## Data entries
────

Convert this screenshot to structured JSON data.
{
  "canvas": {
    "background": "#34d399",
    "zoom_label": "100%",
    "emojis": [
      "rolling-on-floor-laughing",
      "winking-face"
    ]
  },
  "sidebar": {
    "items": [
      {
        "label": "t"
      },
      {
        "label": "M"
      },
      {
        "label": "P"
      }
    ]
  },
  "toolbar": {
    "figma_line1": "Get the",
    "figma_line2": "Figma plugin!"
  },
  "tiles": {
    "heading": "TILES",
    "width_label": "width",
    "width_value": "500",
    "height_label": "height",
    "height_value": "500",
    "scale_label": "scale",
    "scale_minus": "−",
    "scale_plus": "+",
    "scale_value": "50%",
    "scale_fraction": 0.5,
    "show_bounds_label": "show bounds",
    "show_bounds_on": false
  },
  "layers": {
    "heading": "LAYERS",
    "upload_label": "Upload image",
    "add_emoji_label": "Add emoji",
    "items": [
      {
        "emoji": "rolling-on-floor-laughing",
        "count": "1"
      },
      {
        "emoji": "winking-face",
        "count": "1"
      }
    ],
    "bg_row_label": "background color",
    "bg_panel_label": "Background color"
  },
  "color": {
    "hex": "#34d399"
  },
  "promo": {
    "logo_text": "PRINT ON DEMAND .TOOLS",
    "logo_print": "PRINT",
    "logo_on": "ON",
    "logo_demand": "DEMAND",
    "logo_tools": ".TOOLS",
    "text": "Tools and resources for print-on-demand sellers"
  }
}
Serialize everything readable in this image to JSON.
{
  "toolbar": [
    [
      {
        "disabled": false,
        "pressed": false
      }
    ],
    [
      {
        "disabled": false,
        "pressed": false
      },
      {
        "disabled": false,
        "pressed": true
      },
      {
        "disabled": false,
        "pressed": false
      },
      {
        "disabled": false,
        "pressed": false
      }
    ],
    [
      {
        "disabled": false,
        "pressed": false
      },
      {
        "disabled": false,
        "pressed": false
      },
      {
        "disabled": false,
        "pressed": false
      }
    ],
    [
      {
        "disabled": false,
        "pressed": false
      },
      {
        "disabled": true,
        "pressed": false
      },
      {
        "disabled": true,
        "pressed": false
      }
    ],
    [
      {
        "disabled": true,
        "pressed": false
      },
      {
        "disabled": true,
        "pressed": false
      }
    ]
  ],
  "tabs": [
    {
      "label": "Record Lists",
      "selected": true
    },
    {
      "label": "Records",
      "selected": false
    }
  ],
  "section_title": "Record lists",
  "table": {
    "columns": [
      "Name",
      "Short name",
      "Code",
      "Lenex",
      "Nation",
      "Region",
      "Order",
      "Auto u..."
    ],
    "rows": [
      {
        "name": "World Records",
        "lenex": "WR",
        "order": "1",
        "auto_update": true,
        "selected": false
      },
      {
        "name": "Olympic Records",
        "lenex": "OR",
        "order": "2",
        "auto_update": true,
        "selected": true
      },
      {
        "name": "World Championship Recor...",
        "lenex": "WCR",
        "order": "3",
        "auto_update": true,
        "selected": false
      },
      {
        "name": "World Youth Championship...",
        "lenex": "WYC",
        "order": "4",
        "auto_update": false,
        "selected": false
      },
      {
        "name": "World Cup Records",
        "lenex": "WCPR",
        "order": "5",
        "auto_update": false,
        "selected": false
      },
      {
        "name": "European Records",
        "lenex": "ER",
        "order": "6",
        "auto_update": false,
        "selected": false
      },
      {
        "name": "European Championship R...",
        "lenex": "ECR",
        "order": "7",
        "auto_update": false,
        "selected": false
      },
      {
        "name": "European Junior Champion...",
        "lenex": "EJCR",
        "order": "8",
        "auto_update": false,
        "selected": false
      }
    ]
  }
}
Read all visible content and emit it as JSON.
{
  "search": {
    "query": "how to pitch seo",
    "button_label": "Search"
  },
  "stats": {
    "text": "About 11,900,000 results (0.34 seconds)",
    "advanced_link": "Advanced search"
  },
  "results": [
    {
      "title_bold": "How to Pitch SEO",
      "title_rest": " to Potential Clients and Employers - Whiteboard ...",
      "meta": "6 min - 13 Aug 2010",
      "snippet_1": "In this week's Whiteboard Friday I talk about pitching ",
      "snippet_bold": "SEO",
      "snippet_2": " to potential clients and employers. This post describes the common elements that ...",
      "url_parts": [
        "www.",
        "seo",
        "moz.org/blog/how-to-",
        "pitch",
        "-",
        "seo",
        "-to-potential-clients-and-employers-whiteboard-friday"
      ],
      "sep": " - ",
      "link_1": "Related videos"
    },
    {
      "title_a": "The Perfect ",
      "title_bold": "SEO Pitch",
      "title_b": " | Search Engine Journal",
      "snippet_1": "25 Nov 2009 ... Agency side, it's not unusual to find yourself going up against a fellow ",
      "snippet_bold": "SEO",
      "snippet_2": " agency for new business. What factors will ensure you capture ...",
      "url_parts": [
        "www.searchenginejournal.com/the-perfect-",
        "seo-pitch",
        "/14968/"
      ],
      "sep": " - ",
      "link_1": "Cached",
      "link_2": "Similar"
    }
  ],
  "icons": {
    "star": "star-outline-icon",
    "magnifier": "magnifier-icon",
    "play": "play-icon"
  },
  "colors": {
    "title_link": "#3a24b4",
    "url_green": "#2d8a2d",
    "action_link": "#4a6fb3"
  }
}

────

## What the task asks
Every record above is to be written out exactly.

## Exercise result
Convert this screenshot to structured JSON data.
{
  "canvas": {
    "background": "#34d399",
    "zoom_label": "100%",
    "emojis": [
      "rolling-on-floor-laughing",
      "winking-face"
    ]
  },
  "sidebar": {
    "items": [
      {
        "label": "t"
      },
      {
        "label": "M"
      },
      {
        "label": "P"
      }
    ]
  },
  "toolbar": {
    "figma_line1": "Get the",
    "figma_line2": "Figma plugin!"
  },
  "tiles": {
    "heading": "TILES",
    "width_label": "width",
    "width_value": "500",
    "height_label": "height",
    "height_value": "500",
    "scale_label": "scale",
    "scale_minus": "−",
    "scale_plus": "+",
    "scale_value": "50%",
    "scale_fraction": 0.5,
    "show_bounds_label": "show bounds",
    "show_bounds_on": false
  },
  "layers": {
    "heading": "LAYERS",
    "upload_label": "Upload image",
    "add_emoji_label": "Add emoji",
    "items": [
      {
        "emoji": "rolling-on-floor-laughing",
        "count": "1"
      },
      {
        "emoji": "winking-face",
        "count": "1"
      }
    ],
    "bg_row_label": "background color",
    "bg_panel_label": "Background color"
  },
  "color": {
    "hex": "#34d399"
  },
  "promo": {
    "logo_text": "PRINT ON DEMAND .TOOLS",
    "logo_print": "PRINT",
    "logo_on": "ON",
    "logo_demand": "DEMAND",
    "logo_tools": ".TOOLS",
    "text": "Tools and resources for print-on-demand sellers"
  }
}
Serialize everything readable in this image to JSON.
{
  "toolbar": [
    [
      {
        "disabled": false,
        "pressed": false
      }
    ],
    [
      {
        "disabled": false,
        "pressed": false
      },
      {
        "disabled": false,
        "pressed": true
      },
      {
        "disabled": false,
        "pressed": false
      },
      {
        "disabled": false,
        "pressed": false
      }
    ],
    [
      {
        "disabled": false,
        "pressed": false
      },
      {
        "disabled": false,
        "pressed": false
      },
      {
        "disabled": false,
        "pressed": false
      }
    ],
    [
      {
        "disabled": false,
        "pressed": false
      },
      {
        "disabled": true,
        "pressed": false
      },
      {
        "disabled": true,
        "pressed": false
      }
    ],
    [
      {
        "disabled": true,
        "pressed": false
      },
      {
        "disabled": true,
        "pressed": false
      }
    ]
  ],
  "tabs": [
    {
      "label": "Record Lists",
      "selected": true
    },
    {
      "label": "Records",
      "selected": false
    }
  ],
  "section_title": "Record lists",
  "table": {
    "columns": [
      "Name",
      "Short name",
      "Code",
      "Lenex",
      "Nation",
      "Region",
      "Order",
      "Auto u..."
    ],
    "rows": [
      {
        "name": "World Records",
        "lenex": "WR",
        "order": "1",
        "auto_update": true,
        "selected": false
      },
      {
        "name": "Olympic Records",
        "lenex": "OR",
        "order": "2",
        "auto_update": true,
        "selected": true
      },
      {
        "name": "World Championship Recor...",
        "lenex": "WCR",
        "order": "3",
        "auto_update": true,
        "selected": false
      },
      {
        "name": "World Youth Championship...",
        "lenex": "WYC",
        "order": "4",
        "auto_update": false,
        "selected": false
      },
      {
        "name": "World Cup Records",
        "lenex": "WCPR",
        "order": "5",
        "auto_update": false,
        "selected": false
      },
      {
        "name": "European Records",
        "lenex": "ER",
        "order": "6",
        "auto_update": false,
        "selected": false
      },
      {
        "name": "European Championship R...",
        "lenex": "ECR",
        "order": "7",
        "auto_update": false,
        "selected": false
      },
      {
        "name": "European Junior Champion...",
        "lenex": "EJCR",
        "order": "8",
        "auto_update": false,
        "selected": false
      }
    ]
  }
}
Read all visible content and emit it as JSON.
{
  "search": {
    "query": "how to pitch seo",
    "button_label": "Search"
  },
  "stats": {
    "text": "About 11,900,000 results (0.34 seconds)",
    "advanced_link": "Advanced search"
  },
  "results": [
    {
      "title_bold": "How to Pitch SEO",
      "title_rest": " to Potential Clients and Employers - Whiteboard ...",
      "meta": "6 min - 13 Aug 2010",
      "snippet_1": "In this week's Whiteboard Friday I talk about pitching ",
      "snippet_bold": "SEO",
      "snippet_2": " to potential clients and employers. This post describes the common elements that ...",
      "url_parts": [
        "www.",
        "seo",
        "moz.org/blog/how-to-",
        "pitch",
        "-",
        "seo",
        "-to-potential-clients-and-employers-whiteboard-friday"
      ],
      "sep": " - ",
      "link_1": "Related videos"
    },
    {
      "title_a": "The Perfect ",
      "title_bold": "SEO Pitch",
      "title_b": " | Search Engine Journal",
      "snippet_1": "25 Nov 2009 ... Agency side, it's not unusual to find yourself going up against a fellow ",
      "snippet_bold": "SEO",
      "snippet_2": " agency for new business. What factors will ensure you capture ...",
      "url_parts": [
        "www.searchenginejournal.com/the-perfect-",
        "seo-pitch",
        "/14968/"
      ],
      "sep": " - ",
      "link_1": "Cached",
      "link_2": "Similar"
    }
  ],
  "icons": {
    "star": "star-outline-icon",
    "magnifier": "magnifier-icon",
    "play": "play-icon"
  },
  "colors": {
    "title_link": "#3a24b4",
    "url_green": "#2d8a2d",
    "action_link": "#4a6fb3"
  }
}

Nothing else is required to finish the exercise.